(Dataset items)

______________________________

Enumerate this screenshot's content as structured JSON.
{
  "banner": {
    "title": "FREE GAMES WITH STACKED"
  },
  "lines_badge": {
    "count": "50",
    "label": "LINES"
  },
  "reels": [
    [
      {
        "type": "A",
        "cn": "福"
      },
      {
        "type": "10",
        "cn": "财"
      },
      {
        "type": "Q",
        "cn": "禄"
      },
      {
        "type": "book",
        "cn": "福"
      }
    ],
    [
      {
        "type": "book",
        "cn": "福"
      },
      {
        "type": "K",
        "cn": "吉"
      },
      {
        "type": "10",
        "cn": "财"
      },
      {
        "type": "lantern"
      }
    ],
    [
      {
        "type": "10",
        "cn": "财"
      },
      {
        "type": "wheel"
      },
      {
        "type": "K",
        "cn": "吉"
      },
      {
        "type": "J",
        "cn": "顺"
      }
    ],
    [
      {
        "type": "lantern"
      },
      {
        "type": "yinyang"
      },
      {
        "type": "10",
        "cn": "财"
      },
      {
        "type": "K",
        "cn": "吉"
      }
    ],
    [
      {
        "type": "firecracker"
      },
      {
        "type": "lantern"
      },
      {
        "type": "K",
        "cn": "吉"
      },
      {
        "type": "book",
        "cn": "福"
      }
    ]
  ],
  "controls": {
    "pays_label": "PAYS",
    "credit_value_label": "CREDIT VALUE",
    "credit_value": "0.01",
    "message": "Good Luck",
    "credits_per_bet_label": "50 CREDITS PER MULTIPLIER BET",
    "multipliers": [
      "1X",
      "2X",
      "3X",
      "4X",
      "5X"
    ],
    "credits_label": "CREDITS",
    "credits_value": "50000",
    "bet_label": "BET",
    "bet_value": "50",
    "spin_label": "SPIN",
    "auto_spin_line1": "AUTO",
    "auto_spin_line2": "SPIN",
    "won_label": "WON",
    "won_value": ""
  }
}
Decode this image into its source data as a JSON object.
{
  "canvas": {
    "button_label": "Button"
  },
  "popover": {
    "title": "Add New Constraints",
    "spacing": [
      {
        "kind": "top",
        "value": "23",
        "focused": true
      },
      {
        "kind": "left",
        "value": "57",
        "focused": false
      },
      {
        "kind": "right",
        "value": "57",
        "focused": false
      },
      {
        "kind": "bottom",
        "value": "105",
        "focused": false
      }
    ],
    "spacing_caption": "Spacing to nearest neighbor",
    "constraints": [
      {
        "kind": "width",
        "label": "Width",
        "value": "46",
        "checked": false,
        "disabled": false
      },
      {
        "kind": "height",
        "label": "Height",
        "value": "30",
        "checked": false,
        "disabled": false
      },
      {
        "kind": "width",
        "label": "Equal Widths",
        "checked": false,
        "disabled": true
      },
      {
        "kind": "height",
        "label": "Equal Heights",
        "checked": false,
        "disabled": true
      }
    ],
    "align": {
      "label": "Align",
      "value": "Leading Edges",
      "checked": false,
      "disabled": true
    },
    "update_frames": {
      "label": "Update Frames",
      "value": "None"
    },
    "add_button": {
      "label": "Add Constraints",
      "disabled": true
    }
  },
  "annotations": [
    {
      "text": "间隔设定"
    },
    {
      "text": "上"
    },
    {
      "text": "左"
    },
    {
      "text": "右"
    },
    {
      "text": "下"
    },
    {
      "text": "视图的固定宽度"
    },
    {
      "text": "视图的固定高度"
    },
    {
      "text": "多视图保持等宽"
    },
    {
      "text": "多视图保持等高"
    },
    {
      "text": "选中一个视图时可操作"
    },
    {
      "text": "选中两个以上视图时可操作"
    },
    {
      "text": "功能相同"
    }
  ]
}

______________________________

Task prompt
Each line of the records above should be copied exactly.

Solution to this problem
Enumerate this screenshot's content as structured JSON.
{
  "banner": {
    "title": "FREE GAMES WITH STACKED"
  },
  "lines_badge": {
    "count": "50",
    "label": "LINES"
  },
  "reels": [
    [
      {
        "type": "A",
        "cn": "福"
      },
      {
        "type": "10",
        "cn": "财"
      },
      {
        "type": "Q",
        "cn": "禄"
      },
      {
        "type": "book",
        "cn": "福"
      }
    ],
    [
      {
        "type": "book",
        "cn": "福"
      },
      {
        "type": "K",
        "cn": "吉"
      },
      {
        "type": "10",
        "cn": "财"
      },
      {
        "type": "lantern"
      }
    ],
    [
      {
        "type": "10",
        "cn": "财"
      },
      {
        "type": "wheel"
      },
      {
        "type": "K",
        "cn": "吉"
      },
      {
        "type": "J",
        "cn": "顺"
      }
    ],
    [
      {
        "type": "lantern"
      },
      {
        "type": "yinyang"
      },
      {
        "type": "10",
        "cn": "财"
      },
      {
        "type": "K",
        "cn": "吉"
      }
    ],
    [
      {
        "type": "firecracker"
      },
      {
        "type": "lantern"
      },
      {
        "type": "K",
        "cn": "吉"
      },
      {
        "type": "book",
        "cn": "福"
      }
    ]
  ],
  "controls": {
    "pays_label": "PAYS",
    "credit_value_label": "CREDIT VALUE",
    "credit_value": "0.01",
    "message": "Good Luck",
    "credits_per_bet_label": "50 CREDITS PER MULTIPLIER BET",
    "multipliers": [
      "1X",
      "2X",
      "3X",
      "4X",
      "5X"
    ],
    "credits_label": "CREDITS",
    "credits_value": "50000",
    "bet_label": "BET",
    "bet_value": "50",
    "spin_label": "SPIN",
    "auto_spin_line1": "AUTO",
    "auto_spin_line2": "SPIN",
    "won_label": "WON",
    "won_value": ""
  }
}
Decode this image into its source data as a JSON object.
{
  "canvas": {
    "button_label": "Button"
  },
  "popover": {
    "title": "Add New Constraints",
    "spacing": [
      {
        "kind": "top",
        "value": "23",
        "focused": true
      },
      {
        "kind": "left",
        "value": "57",
        "focused": false
      },
      {
        "kind": "right",
        "value": "57",
        "focused": false
      },
      {
        "kind": "bottom",
        "value": "105",
        "focused": false
      }
    ],
    "spacing_caption": "Spacing to nearest neighbor",
    "constraints": [
      {
        "kind": "width",
        "label": "Width",
        "value": "46",
        "checked": false,
        "disabled": false
      },
      {
        "kind": "height",
        "label": "Height",
        "value": "30",
        "checked": false,
        "disabled": false
      },
      {
        "kind": "width",
        "label": "Equal Widths",
        "checked": false,
        "disabled": true
      },
      {
        "kind": "height",
        "label": "Equal Heights",
        "checked": false,
        "disabled": true
      }
    ],
    "align": {
      "label": "Align",
      "value": "Leading Edges",
      "checked": false,
      "disabled": true
    },
    "update_frames": {
      "label": "Update Frames",
      "value": "None"
    },
    "add_button": {
      "label": "Add Constraints",
      "disabled": true
    }
  },
  "annotations": [
    {
      "text": "间隔设定"
    },
    {
      "text": "上"
    },
    {
      "text": "左"
    },
    {
      "text": "右"
    },
    {
      "text": "下"
    },
    {
      "text": "视图的固定宽度"
    },
    {
      "text": "视图的固定高度"
    },
    {
      "text": "多视图保持等宽"
    },
    {
      "text": "多视图保持等高"
    },
    {
      "text": "选中一个视图时可操作"
    },
    {
      "text": "选中两个以上视图时可操作"
    },
    {
      "text": "功能相同"
    }
  ]
}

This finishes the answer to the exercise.